EXERCISE DESCRIPTION: A full, exact copy of the records below is the required answer.

PROVIDED INFORMATION:

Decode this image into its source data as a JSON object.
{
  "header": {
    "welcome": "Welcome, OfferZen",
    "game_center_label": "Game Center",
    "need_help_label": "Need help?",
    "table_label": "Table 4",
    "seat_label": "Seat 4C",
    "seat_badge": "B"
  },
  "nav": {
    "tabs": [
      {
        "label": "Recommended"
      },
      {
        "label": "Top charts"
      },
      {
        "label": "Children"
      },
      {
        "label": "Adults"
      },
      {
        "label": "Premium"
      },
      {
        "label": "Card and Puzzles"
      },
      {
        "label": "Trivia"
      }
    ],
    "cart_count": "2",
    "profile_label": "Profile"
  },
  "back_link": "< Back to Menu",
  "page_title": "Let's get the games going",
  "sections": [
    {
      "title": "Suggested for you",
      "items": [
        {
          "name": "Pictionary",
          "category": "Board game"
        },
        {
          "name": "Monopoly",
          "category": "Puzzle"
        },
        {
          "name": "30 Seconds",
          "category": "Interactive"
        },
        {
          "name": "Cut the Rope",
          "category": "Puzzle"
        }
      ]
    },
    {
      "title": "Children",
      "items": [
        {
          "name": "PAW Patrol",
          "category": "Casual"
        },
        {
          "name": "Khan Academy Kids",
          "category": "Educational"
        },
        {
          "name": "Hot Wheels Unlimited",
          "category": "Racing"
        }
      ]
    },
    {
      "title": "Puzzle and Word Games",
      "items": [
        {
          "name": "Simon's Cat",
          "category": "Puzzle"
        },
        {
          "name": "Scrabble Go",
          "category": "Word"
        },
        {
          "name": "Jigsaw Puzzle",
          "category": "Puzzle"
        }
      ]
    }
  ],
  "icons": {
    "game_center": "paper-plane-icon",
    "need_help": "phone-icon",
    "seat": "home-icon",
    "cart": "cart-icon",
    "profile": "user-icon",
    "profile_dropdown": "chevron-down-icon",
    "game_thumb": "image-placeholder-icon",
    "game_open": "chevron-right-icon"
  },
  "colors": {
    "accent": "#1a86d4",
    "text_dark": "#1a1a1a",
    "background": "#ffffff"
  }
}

ANSWER TO THE PROBLEM:
Decode this image into its source data as a JSON object.
{
  "header": {
    "welcome": "Welcome, OfferZen",
    "game_center_label": "Game Center",
    "need_help_label": "Need help?",
    "table_label": "Table 4",
    "seat_label": "Seat 4C",
    "seat_badge": "B"
  },
  "nav": {
    "tabs": [
      {
        "label": "Recommended"
      },
      {
        "label": "Top charts"
      },
      {
        "label": "Children"
      },
      {
        "label": "Adults"
      },
      {
        "label": "Premium"
      },
      {
        "label": "Card and Puzzles"
      },
      {
        "label": "Trivia"
      }
    ],
    "cart_count": "2",
    "profile_label": "Profile"
  },
  "back_link": "< Back to Menu",
  "page_title": "Let's get the games going",
  "sections": [
    {
      "title": "Suggested for you",
      "items": [
        {
          "name": "Pictionary",
          "category": "Board game"
        },
        {
          "name": "Monopoly",
          "category": "Puzzle"
        },
        {
          "name": "30 Seconds",
          "category": "Interactive"
        },
        {
          "name": "Cut the Rope",
          "category": "Puzzle"
        }
      ]
    },
    {
      "title": "Children",
      "items": [
        {
          "name": "PAW Patrol",
          "category": "Casual"
        },
        {
          "name": "Khan Academy Kids",
          "category": "Educational"
        },
        {
          "name": "Hot Wheels Unlimited",
          "category": "Racing"
        }
      ]
    },
    {
      "title": "Puzzle and Word Games",
      "items": [
        {
          "name": "Simon's Cat",
          "category": "Puzzle"
        },
        {
          "name": "Scrabble Go",
          "category": "Word"
        },
        {
          "name": "Jigsaw Puzzle",
          "category": "Puzzle"
        }
      ]
    }
  ],
  "icons": {
    "game_center": "paper-plane-icon",
    "need_help": "phone-icon",
    "seat": "home-icon",
    "cart": "cart-icon",
    "profile": "user-icon",
    "profile_dropdown": "chevron-down-icon",
    "game_thumb": "image-placeholder-icon",
    "game_open": "chevron-right-icon"
  },
  "colors": {
    "accent": "#1a86d4",
    "text_dark": "#1a1a1a",
    "background": "#ffffff"
  }
}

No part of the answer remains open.